SAVE THE DATE Tapia 2018 Orlando, FL September 19-22, 2018

2017 Tapia Conference

An Interactive Learning Tool for Early Algebra Education: Design, Implementation and Evaluation

Contributors

Presenter: Adam Scharfenberger (The Ohio State University)

Co-authors: Siva Meenakshi Renganathan (The Ohio State University), Christopher Stewart (The Ohio State University), Arnulfo Perez (The Ohio State University), Rashmi Rao (The Ohio State University)

Abstract

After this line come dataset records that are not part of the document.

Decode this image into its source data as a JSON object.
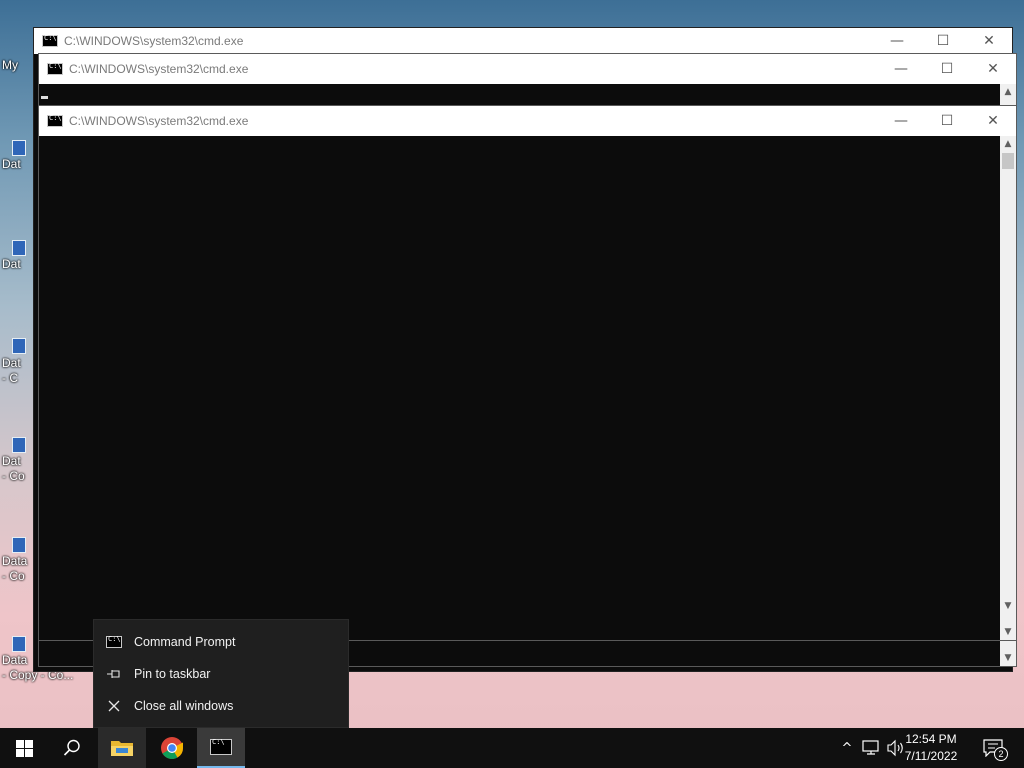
{
  "desktop": {
    "icons": [
      {
        "label": "My"
      },
      {
        "label": "Dat"
      },
      {
        "label": "Dat"
      },
      {
        "label": "Dat",
        "label2": "- C"
      },
      {
        "label": "Dat",
        "label2": "- Co"
      },
      {
        "label": "Data",
        "label2": "- Co"
      },
      {
        "label": "Data",
        "label2": "- Copy - Co..."
      }
    ]
  },
  "windows": [
    {
      "title": "C:\\WINDOWS\\system32\\cmd.exe"
    },
    {
      "title": "C:\\WINDOWS\\system32\\cmd.exe"
    },
    {
      "title": "C:\\WINDOWS\\system32\\cmd.exe"
    }
  ],
  "window_controls": {
    "minimize": "—",
    "maximize": "☐",
    "close": "✕"
  },
  "jumplist": {
    "items": [
      {
        "label": "Command Prompt",
        "icon": "cmd-icon"
      },
      {
        "label": "Pin to taskbar",
        "icon": "pin-icon"
      },
      {
        "label": "Close all windows",
        "icon": "close-icon"
      }
    ]
  },
  "taskbar": {
    "apps": [
      "start-icon",
      "search-icon",
      "file-explorer-icon",
      "chrome-icon",
      "cmd-icon"
    ],
    "clock": {
      "time": "12:54 PM",
      "date": "7/11/2022"
    },
    "notifications_count": "2"
  },
  "colors": {
    "accent": "#76b9ed",
    "console_bg": "#0c0c0c",
    "taskbar": "#101010",
    "menu_bg": "#1f1f1f"
  }
}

Interactive learning tools allow students to explore STEM concepts deeply, improving educational outcomes. Interactive tools that use cloud computing resources can (1) explore computationally intensive concepts and (2) seamlessly link concepts to graphical representations. When these goals conflict, good design, and implementation principles are needed to (1) preserve interactive response times and (2) uphold curriculum goals. For this paper, we present an interactive cloud-based learning tool that allows students to interactively explore algebraic formulas, their corresponding graphs (including axes) and generating data. Our tool prioritizes the following design principles: (1) co-design curriculum and interactive systems support, (2) efficiently collect and share student activities between students, teachers and researchers, and (3) integrate with existing classroom management platforms. Our implementation employs a careful division of work between client-side browsers and cloud servers to provide response times that are within human perception limits. We achieve these design goals by (1) client-side programming for interactive components, (2) sending student activity data to servers at different rates for different sharing types, and (3) align student’s data with moodle’s (a popular open source classroom management system) schema. Twenty Math teachers were trained to teach Algebra to students using our interactive service. Over eighty percent of teachers trained with our system adopted it. We provide students response times (1) with interactive graphing less than 15 ms (2) data transfer times of 95% below 0.6 seconds. More broadly, our system has received positive feedback as we have scaled it to over 5 schools and 500 students.